Earlier this week, the Texas Legislature adjourned after its 140-day legislative session. This year's session brought successes and setbacks. Prohibitionists went to great lengths to keep the status quo and some of their reefer madness unfortunately worked.
Industrial Hemp Legalization – HB 1325 legalizes industrial hemp in Texas and establishes a regulatory structure so that Texans may soon start growing hemp.
Limited Low-THC Medical Cannabis Expansion – HB 3703 removes the two-physician requirement for a medical marijuana card and expands the qualifying conditions to include: epilepsy, seizure disorders, multiple sclerosis, spasticity, ALS, autism, terminal cancer, and incurable neurodegenerative diseases. It does not change the 0.5% THC cap. HB 3703 is currently on Gov. Greg Abbott's desk.
What Fell Short:
Marijuana Decriminalization – HB 63, which would have replaced possible jail time with a fine, passed in the Texas House but stalled in the Texas Senate after Lt. Gov. Dan Patrick made it his mission to kill the bill.
Comprehensive Medical Marijuana Expansion – HB 1365 would have expanded qualifying conditions for medical marijuana, increased the number of dispensaries, and established a research review board that could allow different amounts of cannabinoids. This bill passed in the Texas House but did not receive a hearing in the Senate.
Unfortunately, the Texas Legislature won't be back in session until 2021. That means two more years of patients suffering and needless arrests. We want to congratulate everyone who worked so hard to make progress, including Texans for Responsible Marijuana Policy.
Support for marijuana reform is at an all-time high so let's keep our chins up and keep pushing. Together, we can change marijuana laws in Texas.
Kentucky advocates for medical marijuana received a pleasant surprise last week when several media outlets reported that House Speaker Greg Stumbo (D-Prestonsburg) is now “leaning in favor” of passing a medical marijuana law.
Stumbo, formerly the state’s attorney general, has long been considered an opponent of reforming marijuana laws. When Kentucky was considering a bill to allow industrial hemp earlier this year, Stumbo’s attempt to block the bill resulted ina public dispute with the state Agriculture Commissioner James Comer. Stumbo eventually relented under strong public pressure and allowed the bill to pass.
Although industrial hemp and medical marijuana are very different issues, advocates feared Stumbo would take a similar attitude toward medical marijuana legislation.

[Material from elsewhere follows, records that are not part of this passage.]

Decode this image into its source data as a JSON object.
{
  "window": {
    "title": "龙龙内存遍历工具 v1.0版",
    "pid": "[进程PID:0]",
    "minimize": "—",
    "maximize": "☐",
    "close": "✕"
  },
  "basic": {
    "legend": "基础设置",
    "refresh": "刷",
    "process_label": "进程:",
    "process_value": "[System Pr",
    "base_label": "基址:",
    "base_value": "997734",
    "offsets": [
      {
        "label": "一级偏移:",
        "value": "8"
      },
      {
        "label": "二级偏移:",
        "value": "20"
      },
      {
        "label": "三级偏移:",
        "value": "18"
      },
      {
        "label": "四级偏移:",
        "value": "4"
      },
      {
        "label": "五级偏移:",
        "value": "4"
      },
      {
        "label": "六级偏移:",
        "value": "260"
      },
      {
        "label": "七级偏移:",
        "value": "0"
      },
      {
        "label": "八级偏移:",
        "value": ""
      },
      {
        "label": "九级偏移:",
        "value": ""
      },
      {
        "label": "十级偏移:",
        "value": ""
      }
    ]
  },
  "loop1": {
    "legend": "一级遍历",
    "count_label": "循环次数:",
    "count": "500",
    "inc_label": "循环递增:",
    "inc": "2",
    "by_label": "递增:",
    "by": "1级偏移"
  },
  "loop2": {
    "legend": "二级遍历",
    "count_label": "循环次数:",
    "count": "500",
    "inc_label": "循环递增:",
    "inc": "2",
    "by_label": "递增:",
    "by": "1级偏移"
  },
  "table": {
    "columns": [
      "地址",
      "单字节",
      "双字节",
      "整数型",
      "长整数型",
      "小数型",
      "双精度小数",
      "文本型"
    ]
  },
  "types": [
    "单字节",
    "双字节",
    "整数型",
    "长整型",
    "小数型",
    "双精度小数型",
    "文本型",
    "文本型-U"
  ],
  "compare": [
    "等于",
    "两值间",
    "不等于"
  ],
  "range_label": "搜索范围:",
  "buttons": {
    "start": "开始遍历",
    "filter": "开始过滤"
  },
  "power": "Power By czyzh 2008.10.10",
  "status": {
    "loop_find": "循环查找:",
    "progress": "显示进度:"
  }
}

His recent comments would appear to pave the way for the Kentucky House to seriously consider a medical marijuana bill in 2014.
If you are a Kentucky resident, please click here to write your elected officials and ask them to sign on in support of medical marijuana legislation.